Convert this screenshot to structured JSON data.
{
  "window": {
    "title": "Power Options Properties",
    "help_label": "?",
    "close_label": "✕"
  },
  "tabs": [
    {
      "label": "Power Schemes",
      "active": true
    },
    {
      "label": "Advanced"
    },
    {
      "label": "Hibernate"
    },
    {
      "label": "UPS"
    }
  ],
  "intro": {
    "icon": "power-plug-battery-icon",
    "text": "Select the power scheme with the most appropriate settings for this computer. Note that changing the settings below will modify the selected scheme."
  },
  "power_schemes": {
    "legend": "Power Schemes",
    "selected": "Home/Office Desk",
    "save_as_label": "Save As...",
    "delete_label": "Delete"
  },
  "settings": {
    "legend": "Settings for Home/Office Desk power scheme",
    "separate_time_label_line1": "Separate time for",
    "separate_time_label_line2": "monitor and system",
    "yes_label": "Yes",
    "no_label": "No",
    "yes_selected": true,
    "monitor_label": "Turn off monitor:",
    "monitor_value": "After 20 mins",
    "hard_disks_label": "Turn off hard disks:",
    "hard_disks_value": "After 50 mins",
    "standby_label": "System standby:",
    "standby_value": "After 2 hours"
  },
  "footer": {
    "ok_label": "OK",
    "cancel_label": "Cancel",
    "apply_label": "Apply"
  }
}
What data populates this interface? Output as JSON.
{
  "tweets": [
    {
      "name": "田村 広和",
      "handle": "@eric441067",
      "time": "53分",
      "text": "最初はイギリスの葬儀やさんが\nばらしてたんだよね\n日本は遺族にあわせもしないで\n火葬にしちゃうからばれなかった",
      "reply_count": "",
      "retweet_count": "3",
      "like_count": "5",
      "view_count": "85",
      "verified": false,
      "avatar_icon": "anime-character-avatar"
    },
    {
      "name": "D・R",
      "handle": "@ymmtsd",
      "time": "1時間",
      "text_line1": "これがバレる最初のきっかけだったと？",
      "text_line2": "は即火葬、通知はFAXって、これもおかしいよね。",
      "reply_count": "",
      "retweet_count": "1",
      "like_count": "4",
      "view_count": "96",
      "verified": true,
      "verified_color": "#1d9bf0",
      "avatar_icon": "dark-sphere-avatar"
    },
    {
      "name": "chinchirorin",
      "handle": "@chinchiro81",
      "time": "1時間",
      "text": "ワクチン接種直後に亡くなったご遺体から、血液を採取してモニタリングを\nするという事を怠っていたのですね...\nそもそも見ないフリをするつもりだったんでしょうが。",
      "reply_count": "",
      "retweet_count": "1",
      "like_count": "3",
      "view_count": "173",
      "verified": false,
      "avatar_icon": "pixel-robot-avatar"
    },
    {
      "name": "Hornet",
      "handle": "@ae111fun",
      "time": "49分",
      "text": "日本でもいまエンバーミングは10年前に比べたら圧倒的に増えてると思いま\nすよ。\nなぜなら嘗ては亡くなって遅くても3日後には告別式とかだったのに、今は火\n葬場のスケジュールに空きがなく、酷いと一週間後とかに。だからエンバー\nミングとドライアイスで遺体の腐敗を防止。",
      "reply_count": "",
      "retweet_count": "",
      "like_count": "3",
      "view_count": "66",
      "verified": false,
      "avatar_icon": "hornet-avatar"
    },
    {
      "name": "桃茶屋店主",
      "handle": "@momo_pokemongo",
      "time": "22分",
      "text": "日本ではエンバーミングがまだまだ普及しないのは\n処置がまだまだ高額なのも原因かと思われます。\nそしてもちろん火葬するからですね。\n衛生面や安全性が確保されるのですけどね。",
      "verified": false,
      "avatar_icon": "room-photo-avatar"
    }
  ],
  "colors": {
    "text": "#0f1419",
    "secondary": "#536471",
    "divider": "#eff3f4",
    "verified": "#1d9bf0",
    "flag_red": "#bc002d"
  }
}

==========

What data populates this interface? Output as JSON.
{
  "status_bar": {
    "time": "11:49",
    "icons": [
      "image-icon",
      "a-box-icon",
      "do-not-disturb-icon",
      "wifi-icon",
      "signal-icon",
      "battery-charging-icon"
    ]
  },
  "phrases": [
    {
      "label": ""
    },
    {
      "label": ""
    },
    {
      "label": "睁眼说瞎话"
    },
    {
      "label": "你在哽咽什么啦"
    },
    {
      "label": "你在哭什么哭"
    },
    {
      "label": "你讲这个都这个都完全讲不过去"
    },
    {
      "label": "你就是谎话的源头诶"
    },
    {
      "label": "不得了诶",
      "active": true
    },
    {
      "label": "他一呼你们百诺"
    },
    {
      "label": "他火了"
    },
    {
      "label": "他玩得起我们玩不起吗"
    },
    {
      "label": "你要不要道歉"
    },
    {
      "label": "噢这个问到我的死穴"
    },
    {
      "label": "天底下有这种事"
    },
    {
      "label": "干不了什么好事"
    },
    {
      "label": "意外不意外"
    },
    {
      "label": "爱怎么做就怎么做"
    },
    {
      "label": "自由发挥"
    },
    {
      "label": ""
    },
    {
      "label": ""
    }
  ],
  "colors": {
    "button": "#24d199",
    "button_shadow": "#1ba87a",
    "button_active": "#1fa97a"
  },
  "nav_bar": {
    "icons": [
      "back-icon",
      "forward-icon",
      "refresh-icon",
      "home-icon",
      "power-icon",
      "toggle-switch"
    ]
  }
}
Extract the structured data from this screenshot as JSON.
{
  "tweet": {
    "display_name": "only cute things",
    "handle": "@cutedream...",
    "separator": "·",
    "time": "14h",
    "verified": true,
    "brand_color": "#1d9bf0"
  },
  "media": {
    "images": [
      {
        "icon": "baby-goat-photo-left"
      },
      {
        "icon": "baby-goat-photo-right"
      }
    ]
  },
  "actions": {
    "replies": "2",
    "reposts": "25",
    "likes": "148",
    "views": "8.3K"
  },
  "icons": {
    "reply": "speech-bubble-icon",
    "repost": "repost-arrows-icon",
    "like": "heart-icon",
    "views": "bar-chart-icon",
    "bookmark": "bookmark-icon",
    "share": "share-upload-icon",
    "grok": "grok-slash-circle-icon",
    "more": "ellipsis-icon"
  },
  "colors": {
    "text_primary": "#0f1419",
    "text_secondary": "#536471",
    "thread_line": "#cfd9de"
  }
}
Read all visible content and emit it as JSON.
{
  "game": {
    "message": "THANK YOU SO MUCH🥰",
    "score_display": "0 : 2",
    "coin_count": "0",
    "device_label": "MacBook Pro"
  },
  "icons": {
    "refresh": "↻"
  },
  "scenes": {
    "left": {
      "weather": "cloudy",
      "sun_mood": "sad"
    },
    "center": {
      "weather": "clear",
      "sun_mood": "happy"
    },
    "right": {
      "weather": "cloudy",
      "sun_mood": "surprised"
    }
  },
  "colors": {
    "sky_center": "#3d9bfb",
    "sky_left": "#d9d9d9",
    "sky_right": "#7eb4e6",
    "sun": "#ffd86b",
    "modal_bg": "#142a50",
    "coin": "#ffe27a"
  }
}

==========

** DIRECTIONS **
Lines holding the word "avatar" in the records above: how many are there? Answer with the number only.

** TASK OUTPUT **
5